▶ **Exercise**:
Pull out each line of the data that includes the word "selected".

▶ **Records supplied**:
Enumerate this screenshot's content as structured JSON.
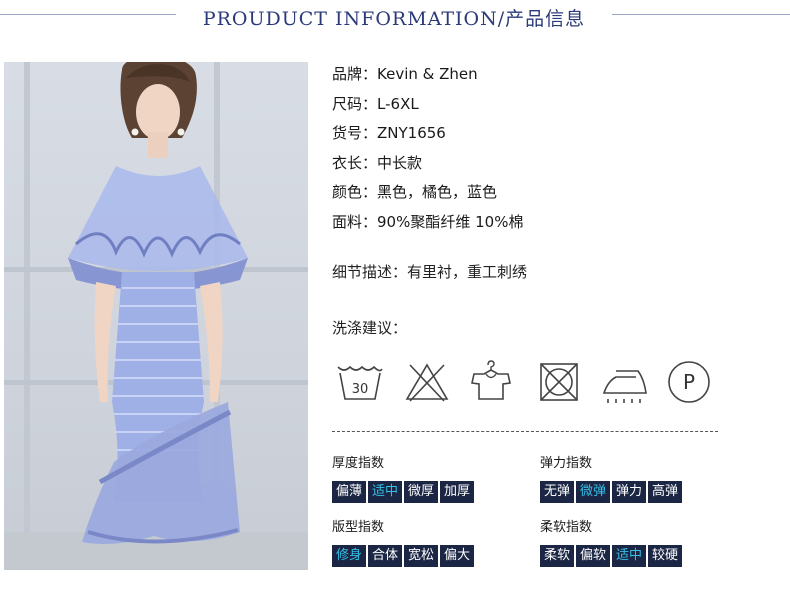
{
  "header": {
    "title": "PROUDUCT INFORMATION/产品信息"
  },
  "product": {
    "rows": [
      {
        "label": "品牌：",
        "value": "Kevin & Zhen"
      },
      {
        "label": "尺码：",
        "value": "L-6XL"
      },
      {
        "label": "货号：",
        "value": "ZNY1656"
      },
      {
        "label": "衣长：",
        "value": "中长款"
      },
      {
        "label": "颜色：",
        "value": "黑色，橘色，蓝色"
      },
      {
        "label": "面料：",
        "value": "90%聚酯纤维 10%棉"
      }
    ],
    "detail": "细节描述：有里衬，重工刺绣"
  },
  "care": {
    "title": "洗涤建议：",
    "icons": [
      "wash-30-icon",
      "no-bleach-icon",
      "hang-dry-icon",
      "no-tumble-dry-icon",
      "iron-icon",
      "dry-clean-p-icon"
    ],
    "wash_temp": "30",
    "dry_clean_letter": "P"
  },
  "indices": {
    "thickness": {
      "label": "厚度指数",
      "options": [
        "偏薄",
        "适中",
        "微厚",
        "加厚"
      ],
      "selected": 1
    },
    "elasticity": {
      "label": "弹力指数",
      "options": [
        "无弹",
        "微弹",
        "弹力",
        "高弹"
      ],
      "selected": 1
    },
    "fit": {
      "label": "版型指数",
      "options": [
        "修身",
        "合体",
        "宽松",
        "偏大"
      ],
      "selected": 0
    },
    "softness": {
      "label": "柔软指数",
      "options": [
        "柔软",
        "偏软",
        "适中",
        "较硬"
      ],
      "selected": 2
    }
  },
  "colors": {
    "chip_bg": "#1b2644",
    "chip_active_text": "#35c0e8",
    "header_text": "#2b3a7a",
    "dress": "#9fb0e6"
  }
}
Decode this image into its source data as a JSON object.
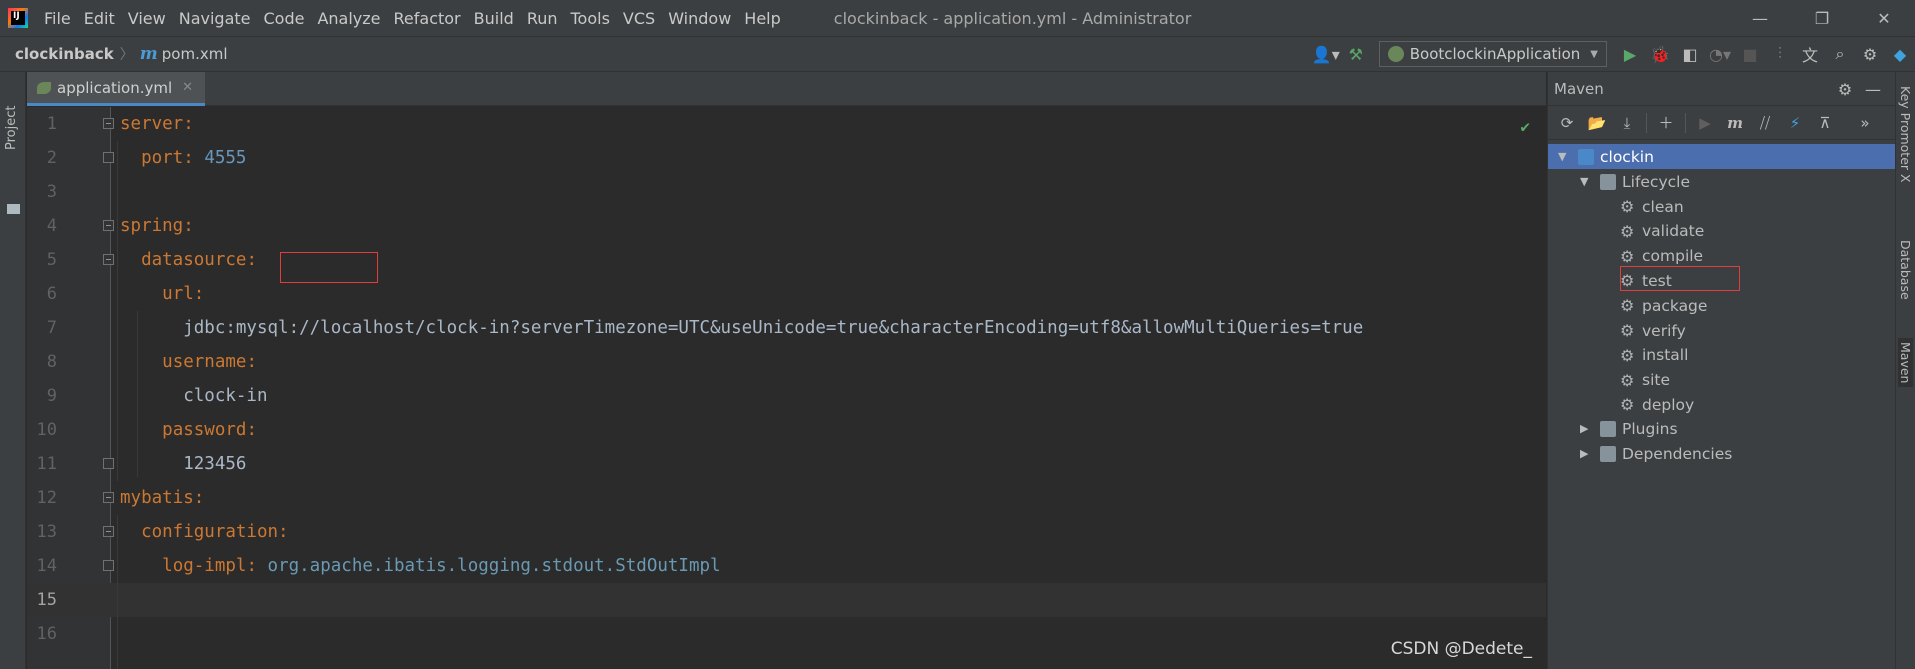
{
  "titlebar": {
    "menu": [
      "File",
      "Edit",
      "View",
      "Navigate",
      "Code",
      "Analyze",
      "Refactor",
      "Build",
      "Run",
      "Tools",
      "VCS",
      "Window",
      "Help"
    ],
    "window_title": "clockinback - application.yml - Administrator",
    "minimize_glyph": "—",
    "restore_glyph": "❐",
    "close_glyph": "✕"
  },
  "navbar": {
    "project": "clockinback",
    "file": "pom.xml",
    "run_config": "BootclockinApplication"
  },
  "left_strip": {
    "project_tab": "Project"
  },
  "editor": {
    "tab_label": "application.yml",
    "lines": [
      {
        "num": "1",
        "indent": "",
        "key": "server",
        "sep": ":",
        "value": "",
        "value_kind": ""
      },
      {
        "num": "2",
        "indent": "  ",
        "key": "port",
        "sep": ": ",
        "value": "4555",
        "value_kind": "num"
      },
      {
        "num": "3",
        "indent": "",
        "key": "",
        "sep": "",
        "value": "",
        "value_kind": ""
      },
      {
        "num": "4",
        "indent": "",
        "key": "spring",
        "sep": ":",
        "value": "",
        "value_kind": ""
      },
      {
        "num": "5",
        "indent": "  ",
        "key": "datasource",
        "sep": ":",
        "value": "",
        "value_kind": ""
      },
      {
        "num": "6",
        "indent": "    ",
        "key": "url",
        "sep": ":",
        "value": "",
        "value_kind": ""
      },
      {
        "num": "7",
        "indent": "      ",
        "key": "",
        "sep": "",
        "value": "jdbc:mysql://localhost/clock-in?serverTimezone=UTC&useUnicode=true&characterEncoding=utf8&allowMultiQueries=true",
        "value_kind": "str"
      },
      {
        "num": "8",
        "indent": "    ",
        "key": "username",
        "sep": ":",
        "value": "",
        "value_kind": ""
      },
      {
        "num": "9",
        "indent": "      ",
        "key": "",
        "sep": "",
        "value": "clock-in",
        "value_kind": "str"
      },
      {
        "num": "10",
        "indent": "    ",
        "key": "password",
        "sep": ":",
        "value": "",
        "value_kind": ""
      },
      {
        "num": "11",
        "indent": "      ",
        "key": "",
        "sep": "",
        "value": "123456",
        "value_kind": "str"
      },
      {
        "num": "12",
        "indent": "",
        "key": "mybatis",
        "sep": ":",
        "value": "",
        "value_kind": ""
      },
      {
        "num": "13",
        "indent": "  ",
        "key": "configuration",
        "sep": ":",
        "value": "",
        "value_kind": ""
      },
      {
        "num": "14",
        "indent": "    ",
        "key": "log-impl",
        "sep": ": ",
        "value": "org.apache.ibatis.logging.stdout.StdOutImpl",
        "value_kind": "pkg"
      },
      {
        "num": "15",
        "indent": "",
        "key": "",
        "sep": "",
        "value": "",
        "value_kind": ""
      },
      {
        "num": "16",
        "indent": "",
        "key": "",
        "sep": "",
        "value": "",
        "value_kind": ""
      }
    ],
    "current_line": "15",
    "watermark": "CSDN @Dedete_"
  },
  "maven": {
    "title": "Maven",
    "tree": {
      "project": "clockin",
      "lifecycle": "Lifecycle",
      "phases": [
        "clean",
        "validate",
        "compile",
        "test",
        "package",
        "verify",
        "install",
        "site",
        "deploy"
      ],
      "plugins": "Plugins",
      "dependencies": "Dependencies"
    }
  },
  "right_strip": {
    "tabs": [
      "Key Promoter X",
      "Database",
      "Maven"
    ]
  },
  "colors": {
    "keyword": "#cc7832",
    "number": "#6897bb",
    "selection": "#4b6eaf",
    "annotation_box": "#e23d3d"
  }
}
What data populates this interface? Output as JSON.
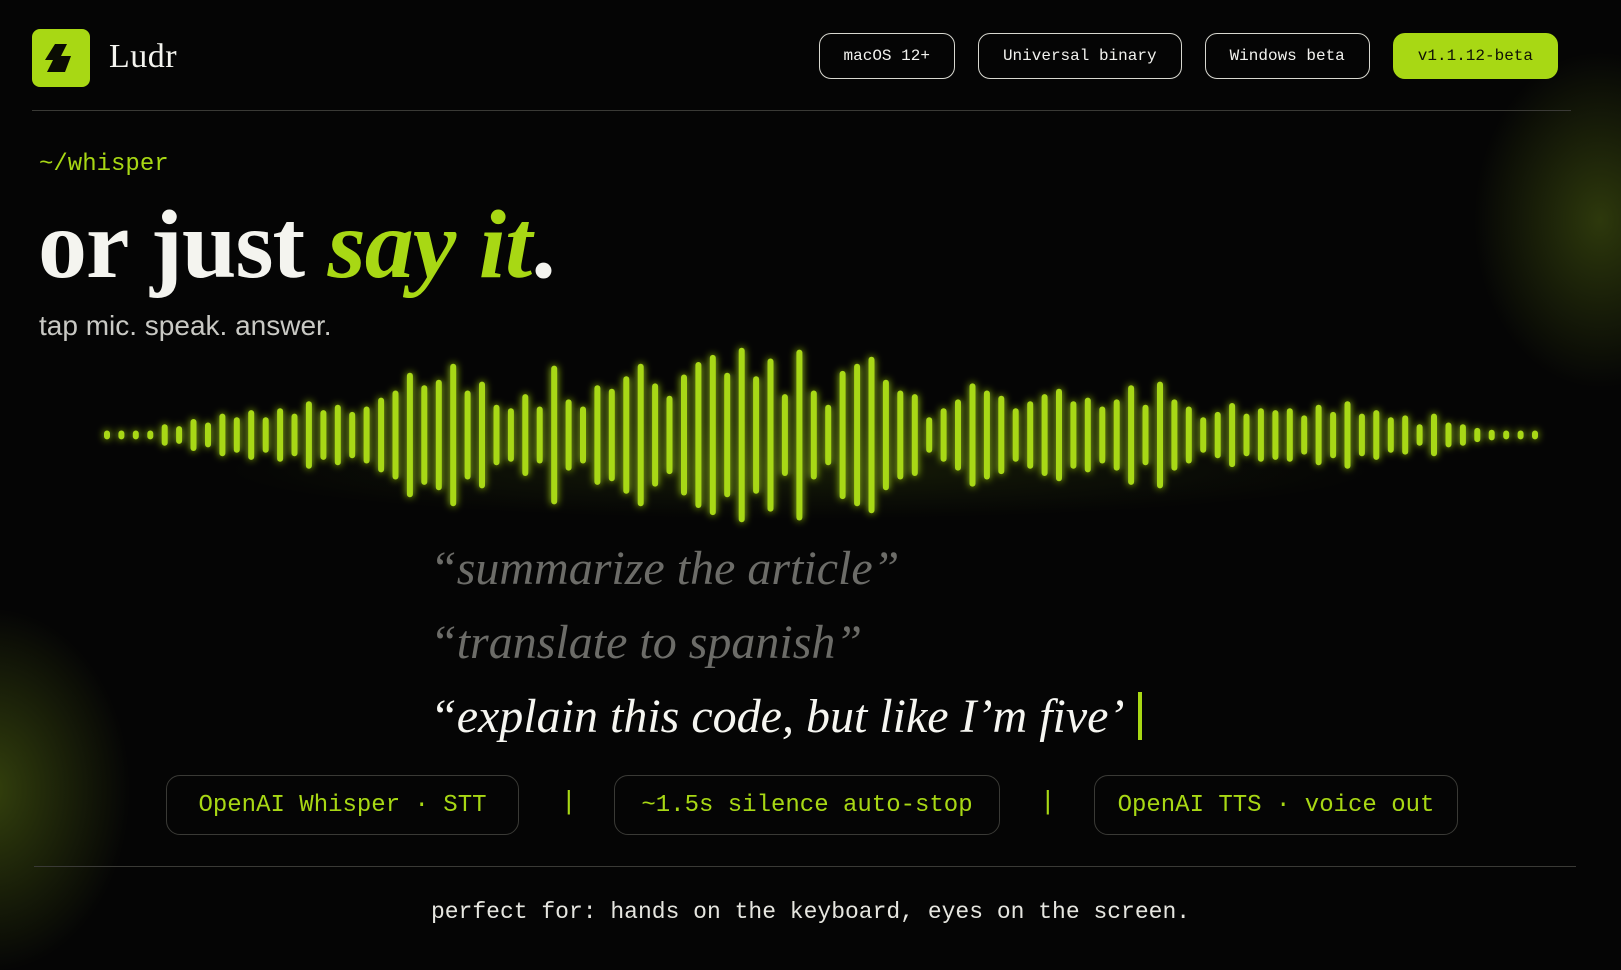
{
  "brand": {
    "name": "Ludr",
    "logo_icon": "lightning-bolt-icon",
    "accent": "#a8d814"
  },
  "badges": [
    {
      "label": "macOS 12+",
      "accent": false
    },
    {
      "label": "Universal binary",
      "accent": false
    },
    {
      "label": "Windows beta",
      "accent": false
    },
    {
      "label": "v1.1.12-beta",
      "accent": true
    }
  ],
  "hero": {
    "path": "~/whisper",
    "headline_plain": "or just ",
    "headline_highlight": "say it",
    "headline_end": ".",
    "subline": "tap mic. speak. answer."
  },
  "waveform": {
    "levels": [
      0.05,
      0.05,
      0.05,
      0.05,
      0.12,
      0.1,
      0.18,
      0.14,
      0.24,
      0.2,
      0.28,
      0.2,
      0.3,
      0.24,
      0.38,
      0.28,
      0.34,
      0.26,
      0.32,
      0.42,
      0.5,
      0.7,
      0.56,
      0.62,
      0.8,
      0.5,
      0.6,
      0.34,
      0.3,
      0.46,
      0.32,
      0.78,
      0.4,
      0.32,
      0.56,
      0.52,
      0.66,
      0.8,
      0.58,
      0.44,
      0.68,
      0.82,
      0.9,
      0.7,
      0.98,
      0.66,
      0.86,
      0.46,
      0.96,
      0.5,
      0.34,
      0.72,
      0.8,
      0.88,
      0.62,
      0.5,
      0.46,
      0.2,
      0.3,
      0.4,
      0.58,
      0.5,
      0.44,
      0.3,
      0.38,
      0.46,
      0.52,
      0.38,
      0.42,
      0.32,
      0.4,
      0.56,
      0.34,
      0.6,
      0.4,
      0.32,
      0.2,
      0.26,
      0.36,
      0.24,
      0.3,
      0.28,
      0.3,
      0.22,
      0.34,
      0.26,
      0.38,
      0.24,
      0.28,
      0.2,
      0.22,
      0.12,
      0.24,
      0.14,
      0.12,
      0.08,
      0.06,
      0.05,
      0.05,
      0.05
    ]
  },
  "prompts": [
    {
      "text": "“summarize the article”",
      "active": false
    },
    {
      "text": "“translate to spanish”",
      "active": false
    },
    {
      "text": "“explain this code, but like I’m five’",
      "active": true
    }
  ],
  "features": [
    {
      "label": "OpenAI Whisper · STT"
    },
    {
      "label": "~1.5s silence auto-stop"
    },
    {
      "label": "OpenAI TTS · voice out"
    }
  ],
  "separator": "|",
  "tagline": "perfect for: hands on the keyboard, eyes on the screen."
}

▶ **Solution for this exercise**:
      "selected": 1
      "selected": 1
      "selected": 0
      "selected": 2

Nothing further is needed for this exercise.